## Usage of JSS

### Computational Information

- Process Parallelization Methods: MPI
- Thread Parallelization Methods: OpenMP
- Number of Processes: 11520
- Elapsed Time per Case: 336 Hour(s)

### JSS3 Resources Used

Fraction of Usage in Total Resources*1(%): 2.05

Details

Please refer to System Configuration of JSS3 for the system configuration and major specifications of JSS3.

System Name | CPU Resources Used (Core x Hours) |
Fraction of Usage*2(%) |
---|---|---|

TOKI-SORA | 48407974.29 | 2.35 |

TOKI-ST | 83531.63 | 0.10 |

TOKI-GP | 0.00 | 0.00 |

TOKI-XM | 0.00 | 0.00 |

TOKI-LM | 0.00 | 0.00 |

TOKI-TST | 0.00 | 0.00 |

TOKI-TGP | 0.00 | 0.00 |

TOKI-TLM | 0.00 | 0.00 |

File System Name | Storage Assigned (GiB) |
Fraction of Usage*2(%) |
---|---|---|

/home | 121.40 | 0.12 |

/data and /data2 | 131289.11 | 1.40 |

/ssd | 412.30 | 0.11 |

Archiver Name | Storage Used (TiB) |
Fraction of Usage*2(%) |
---|---|---|

J-SPACE | 75.49 | 0.51 |

*1: Fraction of Usage in Total Resources: Weighted average of three resource types (Computing, File System, and Archiver).

*2: Fraction of Usage：Percentage of usage relative to each resource used in one year.

### ISV Software Licenses Used

ISV Software Licenses Used (Hours) |
Fraction of Usage*2(%) | |
---|---|---|

ISV Software Licenses (Total) |
76.82 | 0.05 |

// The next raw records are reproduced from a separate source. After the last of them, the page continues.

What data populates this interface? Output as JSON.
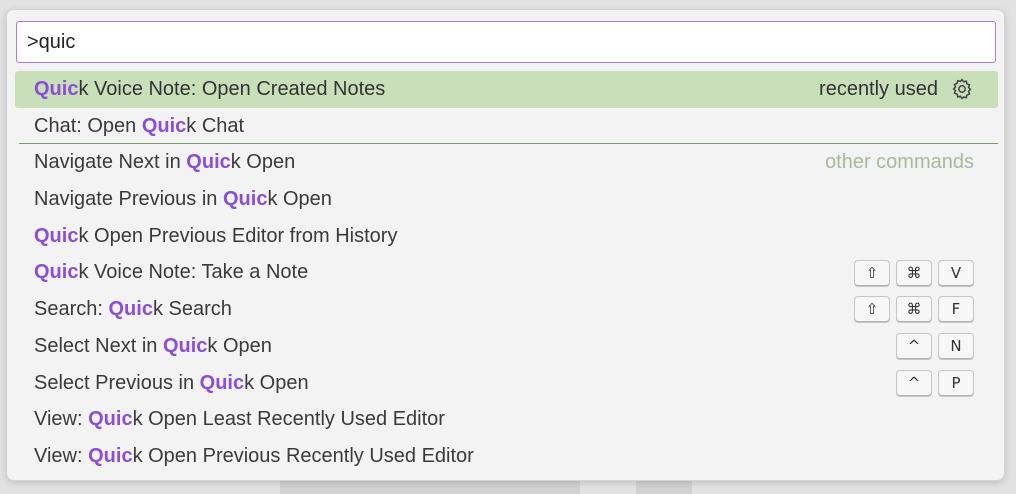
{
  "search": {
    "value": ">quic"
  },
  "items": [
    {
      "pre": "",
      "match": "Quic",
      "post": "k Voice Note: Open Created Notes",
      "group": "recently used",
      "keys": []
    },
    {
      "pre": "Chat: Open ",
      "match": "Quic",
      "post": "k Chat",
      "group": "",
      "keys": []
    },
    {
      "pre": "Navigate Next in ",
      "match": "Quic",
      "post": "k Open",
      "group": "other commands",
      "keys": []
    },
    {
      "pre": "Navigate Previous in ",
      "match": "Quic",
      "post": "k Open",
      "group": "",
      "keys": []
    },
    {
      "pre": "",
      "match": "Quic",
      "post": "k Open Previous Editor from History",
      "group": "",
      "keys": []
    },
    {
      "pre": "",
      "match": "Quic",
      "post": "k Voice Note: Take a Note",
      "group": "",
      "keys": [
        "⇧",
        "⌘",
        "V"
      ]
    },
    {
      "pre": "Search: ",
      "match": "Quic",
      "post": "k Search",
      "group": "",
      "keys": [
        "⇧",
        "⌘",
        "F"
      ]
    },
    {
      "pre": "Select Next in ",
      "match": "Quic",
      "post": "k Open",
      "group": "",
      "keys": [
        "^",
        "N"
      ]
    },
    {
      "pre": "Select Previous in ",
      "match": "Quic",
      "post": "k Open",
      "group": "",
      "keys": [
        "^",
        "P"
      ]
    },
    {
      "pre": "View: ",
      "match": "Quic",
      "post": "k Open Least Recently Used Editor",
      "group": "",
      "keys": []
    },
    {
      "pre": "View: ",
      "match": "Quic",
      "post": "k Open Previous Recently Used Editor",
      "group": "",
      "keys": []
    }
  ],
  "colors": {
    "selected_bg": "#c8dfb9",
    "highlight": "#8b4fd6",
    "focus_border": "#a97ad8"
  },
  "icons": {
    "configure": "gear-icon"
  }
}
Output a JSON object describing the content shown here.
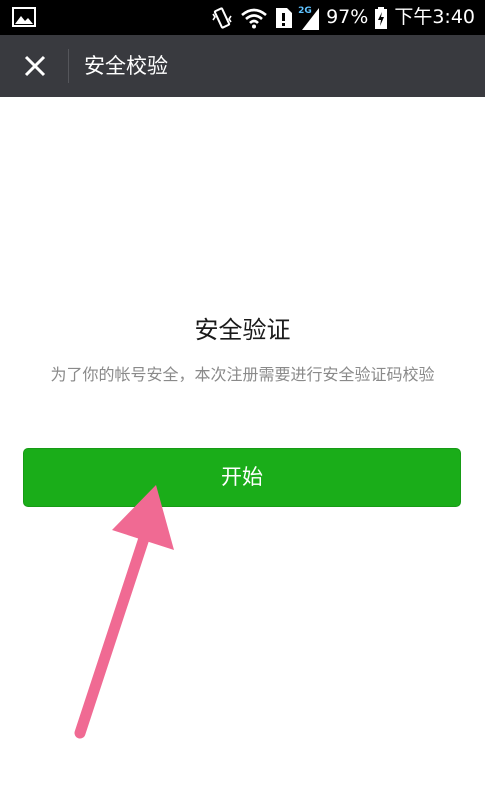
{
  "status_bar": {
    "battery": "97%",
    "time": "下午3:40",
    "network_label": "2G",
    "icons": [
      "gallery-icon",
      "vibrate-icon",
      "wifi-icon",
      "sim-icon",
      "signal-icon",
      "battery-charging-icon"
    ]
  },
  "title_bar": {
    "title": "安全校验",
    "close_icon": "close-icon"
  },
  "main": {
    "heading": "安全验证",
    "description": "为了你的帐号安全，本次注册需要进行安全验证码校验",
    "start_button_label": "开始"
  },
  "annotation": {
    "arrow_color": "#f06a93"
  },
  "colors": {
    "title_bar_bg": "#393a3f",
    "button_green": "#1aad19",
    "status_bar_bg": "#000000"
  }
}
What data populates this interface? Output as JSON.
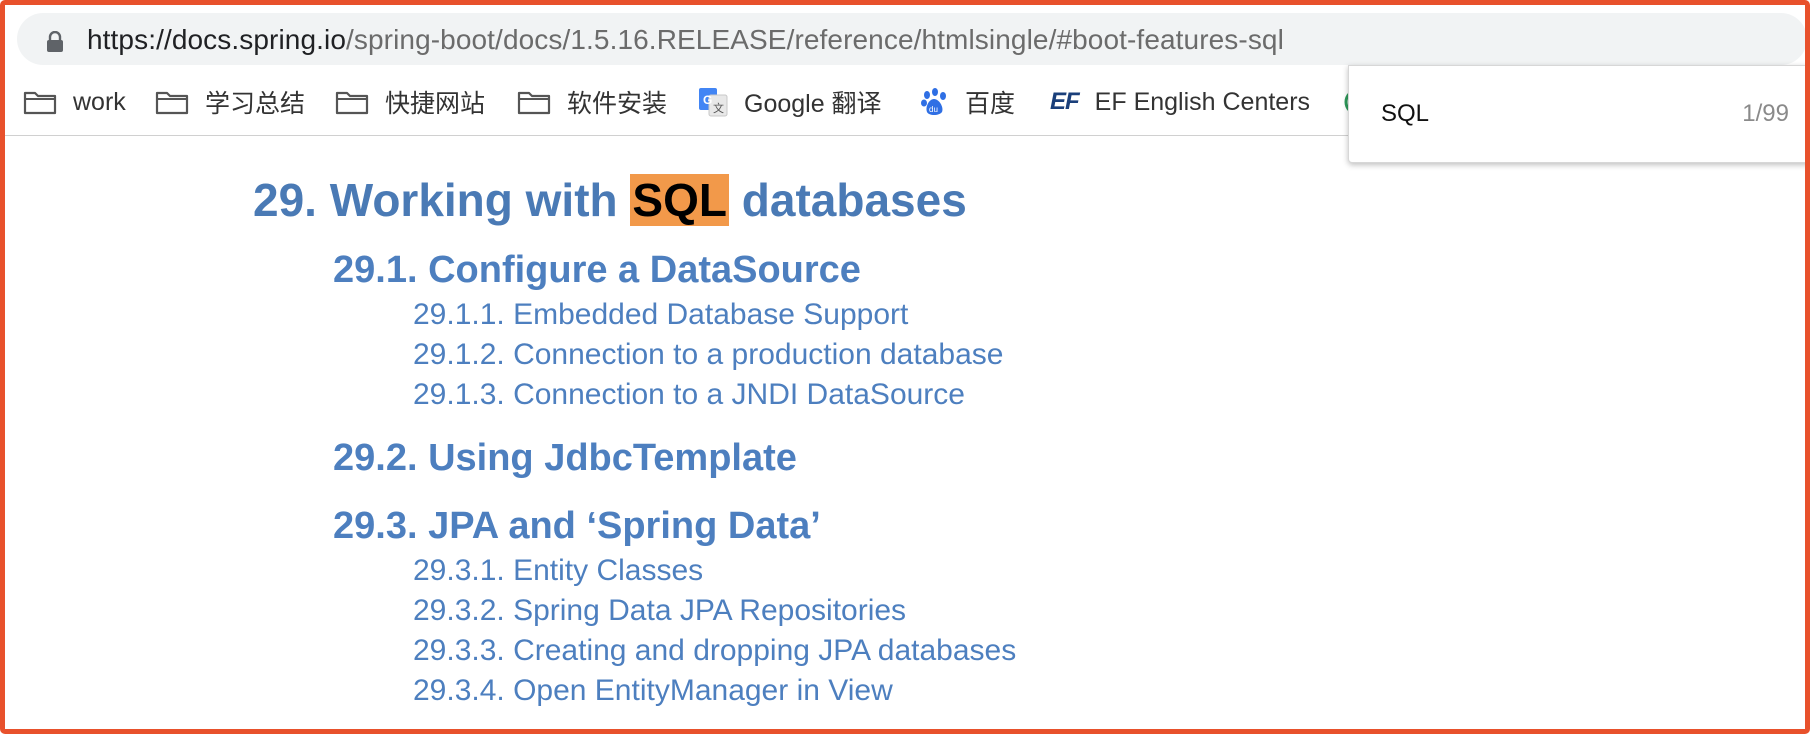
{
  "browser": {
    "url_host": "https://docs.spring.io",
    "url_path": "/spring-boot/docs/1.5.16.RELEASE/reference/htmlsingle/#boot-features-sql",
    "bookmarks": [
      {
        "label": "work",
        "icon": "folder-icon"
      },
      {
        "label": "学习总结",
        "icon": "folder-icon"
      },
      {
        "label": "快捷网站",
        "icon": "folder-icon"
      },
      {
        "label": "软件安装",
        "icon": "folder-icon"
      },
      {
        "label": "Google 翻译",
        "icon": "google-translate-icon"
      },
      {
        "label": "百度",
        "icon": "baidu-paw-icon"
      },
      {
        "label": "EF English Centers",
        "icon": "ef-logo-icon"
      }
    ]
  },
  "find": {
    "query": "SQL",
    "count": "1/99"
  },
  "doc": {
    "h1_prefix": "29. Working with ",
    "h1_highlight": "SQL",
    "h1_suffix": " databases",
    "sections": [
      {
        "title": "29.1. Configure a DataSource",
        "items": [
          "29.1.1. Embedded Database Support",
          "29.1.2. Connection to a production database",
          "29.1.3. Connection to a JNDI DataSource"
        ]
      },
      {
        "title": "29.2. Using JdbcTemplate",
        "items": []
      },
      {
        "title": "29.3. JPA and ‘Spring Data’",
        "items": [
          "29.3.1. Entity Classes",
          "29.3.2. Spring Data JPA Repositories",
          "29.3.3. Creating and dropping JPA databases",
          "29.3.4. Open EntityManager in View"
        ]
      }
    ]
  },
  "colors": {
    "frame_border": "#e8512c",
    "link": "#4d7fbf",
    "find_highlight": "#f2994a"
  }
}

*2: Fraction of Usage：Percentage of usage relative to each resource used in one year.

*JAXA Supercomputer System Annual Report February 2021-January 2022*